“Matt,” a 65-year-old reader of this column, is about to retire with a substantial 401(k). He has never invested on his own, only through his 401(k). Luckily, his pension and Social Security retirement benefits cover the amount of money he needs to live on to support himself right now.
He wants to know: Where do I turn for expertise if I’m not comfortable with a commissioned salesperson? That question assumes that Matt will roll over his 401(k) to an IRA held at a brokerage firm -- or he may want advice while keeping the 401(k) intact.
Matt is not alone with this dilemma: Any 401(k) participant who has not invested on his own faces the same questions. No matter who Matt retains, there will be an information imbalance between him and the financial professional. (The same holds true for a surviving spouse who was not actively engaged in the financial provider-client relationship during the deceased spouse’s lifetime.)
Should Matt stay with the 401(k)? Since he has been adept at making investment choices for the 401(k), that may be an option. His employer has selected the mutual fund menu for the 401(k) plan, which makes a participant’s job on investment selection much easier than choosing from the universe of investment options.
If he does stay with the 401(k), should Matt change his investment selections in any way? Should he continue making investment choices as he has in the past? Should he change course?
He would need to do so if his pension and Social Security did not cover his lifestyle expenses, but that’s not Matt’s challenge. (Let me know if you have such a situation that you would like to discuss in a future column by emailing me at email@example.com.)

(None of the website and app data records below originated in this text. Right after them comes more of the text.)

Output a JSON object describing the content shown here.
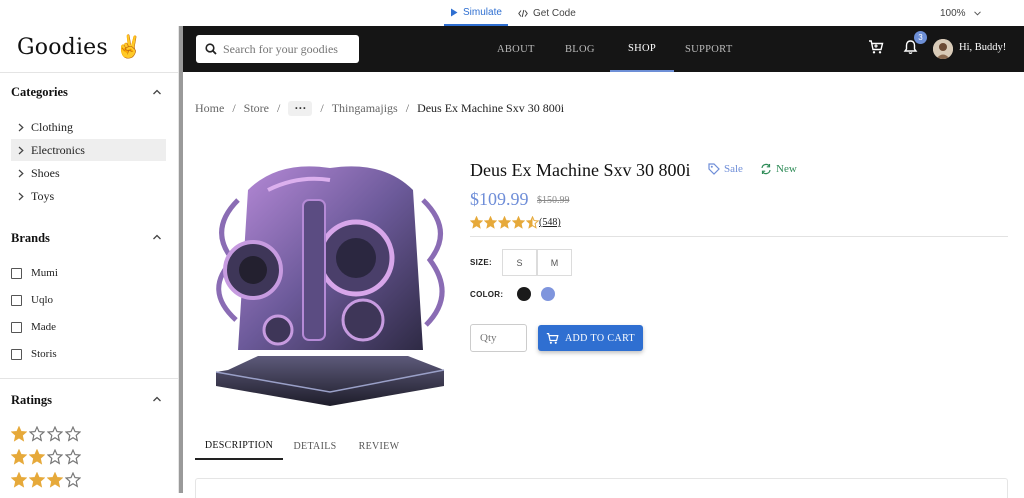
{
  "toolbar": {
    "simulate_label": "Simulate",
    "code_label": "Get Code",
    "zoom": "100%"
  },
  "app": {
    "logo": "Goodies ✌"
  },
  "sidebar": {
    "categories_title": "Categories",
    "categories": [
      {
        "label": "Clothing",
        "active": false
      },
      {
        "label": "Electronics",
        "active": true
      },
      {
        "label": "Shoes",
        "active": false
      },
      {
        "label": "Toys",
        "active": false
      }
    ],
    "brands_title": "Brands",
    "brands": [
      "Mumi",
      "Uqlo",
      "Made",
      "Storis"
    ],
    "ratings_title": "Ratings",
    "ratings": [
      1,
      2,
      3
    ]
  },
  "header": {
    "search_placeholder": "Search for your goodies",
    "nav": [
      {
        "label": "ABOUT",
        "active": false
      },
      {
        "label": "BLOG",
        "active": false
      },
      {
        "label": "SHOP",
        "active": true
      },
      {
        "label": "SUPPORT",
        "active": false
      }
    ],
    "notification_count": "3",
    "greeting": "Hi, Buddy!"
  },
  "breadcrumb": [
    "Home",
    "Store",
    "···",
    "Thingamajigs",
    "Deus Ex Machine Sxv 30 800i"
  ],
  "product": {
    "title": "Deus Ex Machine Sxv 30 800i",
    "sale_label": "Sale",
    "new_label": "New",
    "price": "$109.99",
    "old_price": "$150.99",
    "rating": 4.5,
    "review_count": "(548)",
    "size_label": "SIZE:",
    "sizes": [
      "S",
      "M"
    ],
    "color_label": "COLOR:",
    "colors": [
      "#1a1a1a",
      "#7f95dd"
    ],
    "qty_placeholder": "Qty",
    "add_to_cart_label": "ADD TO CART"
  },
  "tabs": [
    "DESCRIPTION",
    "DETAILS",
    "REVIEW"
  ],
  "colors": {
    "accent": "#2f6fd1",
    "header_bg": "#151515",
    "price": "#6f8ed8",
    "star": "#e6a93a",
    "new": "#2e8b57"
  }
}
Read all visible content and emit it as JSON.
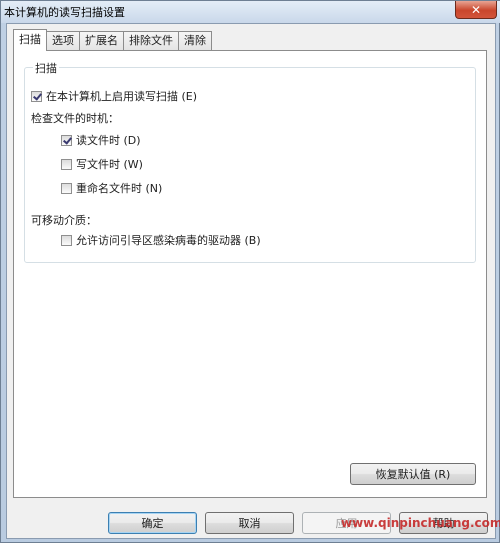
{
  "window": {
    "title": "本计算机的读写扫描设置",
    "close_label": "✕"
  },
  "tabs": [
    {
      "label": "扫描",
      "active": true
    },
    {
      "label": "选项",
      "active": false
    },
    {
      "label": "扩展名",
      "active": false
    },
    {
      "label": "排除文件",
      "active": false
    },
    {
      "label": "清除",
      "active": false
    }
  ],
  "scan": {
    "group_title": "扫描",
    "enable_label": "在本计算机上启用读写扫描 (E)",
    "enable_checked": true,
    "timing_heading": "检查文件的时机：",
    "read_label": "读文件时 (D)",
    "read_checked": true,
    "write_label": "写文件时 (W)",
    "write_checked": false,
    "rename_label": "重命名文件时 (N)",
    "rename_checked": false,
    "removable_heading": "可移动介质：",
    "boot_label": "允许访问引导区感染病毒的驱动器 (B)",
    "boot_checked": false
  },
  "buttons": {
    "restore_defaults": "恢复默认值 (R)",
    "ok": "确定",
    "cancel": "取消",
    "apply": "应用",
    "help": "帮助"
  },
  "watermark": "www.qinpinchuang.com"
}
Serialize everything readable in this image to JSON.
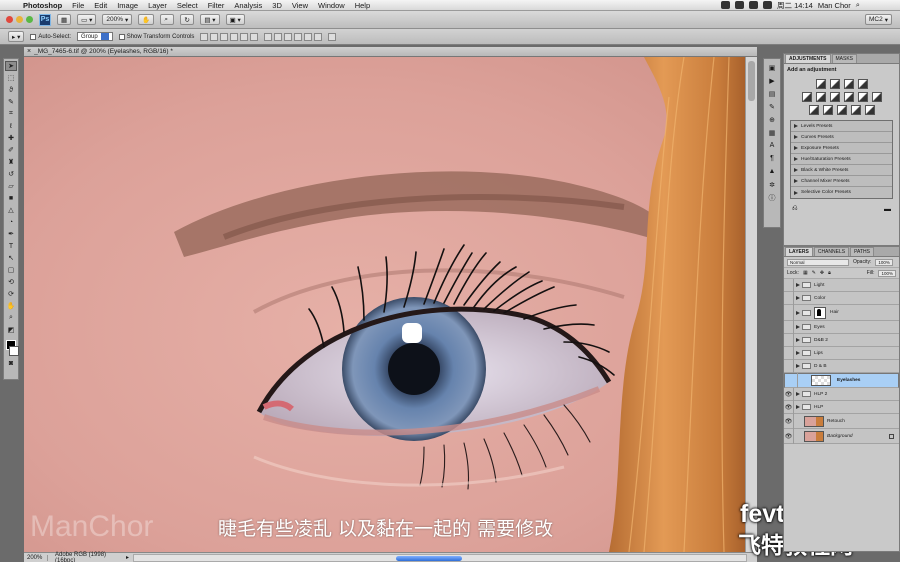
{
  "menubar": {
    "apple": "",
    "items": [
      "Photoshop",
      "File",
      "Edit",
      "Image",
      "Layer",
      "Select",
      "Filter",
      "Analysis",
      "3D",
      "View",
      "Window",
      "Help"
    ],
    "clock": "周二 14:14",
    "user": "Man Chor"
  },
  "appbar": {
    "ps_logo": "Ps",
    "zoom": "200%",
    "workspace": "MC2"
  },
  "options": {
    "auto_select_label": "Auto-Select:",
    "auto_select_value": "Group",
    "transform_label": "Show Transform Controls"
  },
  "document": {
    "tab_title": "_MG_7465-6.tif @ 200% (Eyelashes, RGB/16) *",
    "status_zoom": "200%",
    "status_info": "Adobe RGB (1998) (16bpc)"
  },
  "overlay": {
    "subtitle": "睫毛有些凌乱 以及黏在一起的 需要修改",
    "watermark_left": "ManChor",
    "watermark_right_1": "fevte.com",
    "watermark_right_2": "飞特教程网"
  },
  "adjustments": {
    "tabs": [
      "ADJUSTMENTS",
      "MASKS"
    ],
    "title": "Add an adjustment",
    "presets": [
      "Levels Presets",
      "Curves Presets",
      "Exposure Presets",
      "Hue/Saturation Presets",
      "Black & White Presets",
      "Channel Mixer Presets",
      "Selective Color Presets"
    ]
  },
  "layers_panel": {
    "tabs": [
      "LAYERS",
      "CHANNELS",
      "PATHS"
    ],
    "blend_mode": "Normal",
    "opacity_label": "Opacity:",
    "opacity_value": "100%",
    "lock_label": "Lock:",
    "fill_label": "Fill:",
    "fill_value": "100%",
    "layers": [
      {
        "name": "Light",
        "type": "group",
        "visible": false
      },
      {
        "name": "Color",
        "type": "group",
        "visible": false
      },
      {
        "name": "Hair",
        "type": "group-mask",
        "visible": false
      },
      {
        "name": "Eyes",
        "type": "group",
        "visible": false
      },
      {
        "name": "D&B 2",
        "type": "group",
        "visible": false
      },
      {
        "name": "Lips",
        "type": "group",
        "visible": false
      },
      {
        "name": "D & B",
        "type": "group",
        "visible": false
      },
      {
        "name": "Eyelashes",
        "type": "layer-empty",
        "visible": false,
        "selected": true
      },
      {
        "name": "HLP 2",
        "type": "group",
        "visible": true
      },
      {
        "name": "HLP",
        "type": "group",
        "visible": true
      },
      {
        "name": "Retouch",
        "type": "layer-image",
        "visible": true
      },
      {
        "name": "Background",
        "type": "layer-image",
        "visible": true,
        "locked": true
      }
    ]
  },
  "colors": {
    "skin": "#e0a79f",
    "hair": "#d98e4a",
    "iris": "#5f7faa",
    "selection": "#a9cff5"
  }
}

Another option for Matt is to roll over his 401(k) into an IRA.
If you search online for 401(k) rollovers, you’ll discover a number of options. To find a firm that provides services through salaried personnel, some additional research is necessary.
Since last summer, a new U.S. Securities and Exchange Commission disclosure document makes the search easier. Form CRS provides compensation information. Compensation is a potential conflict of interest.
You’ll look for the answer to this question: “How do your financial professionals make money?”
This is a quote from the CRS of one well-known firm that provides brokerage services: “Our broker-dealer representatives are salaried employees who are not paid commissions for products sold, transactions executed, or the amount of assets serviced.”
Form CRS will help answer other questions as well. For example, does the firm have disciplinary disclosures, how is the firm paid and what are potential conflicts of interest?
You can find a firm’s Form CRS on the SEC website (Investor.gov/crs) by searching for the company’s name.
If you are interviewing firms, compare their Form CRS responses. If you have questions about how to do that, let me know -- a story for another column.
Julie Jason, JD, LLM, a personal money manager (Jackson, Grant Investment Advisers Inc. of Stamford, Connecticut) and award-winning author, welcomes your questions/comments (firstname.lastname@example.org). Please visit www.juliejason.com.
DISTRIBUTED BY ANDREWS MCMEEL SYNDICATION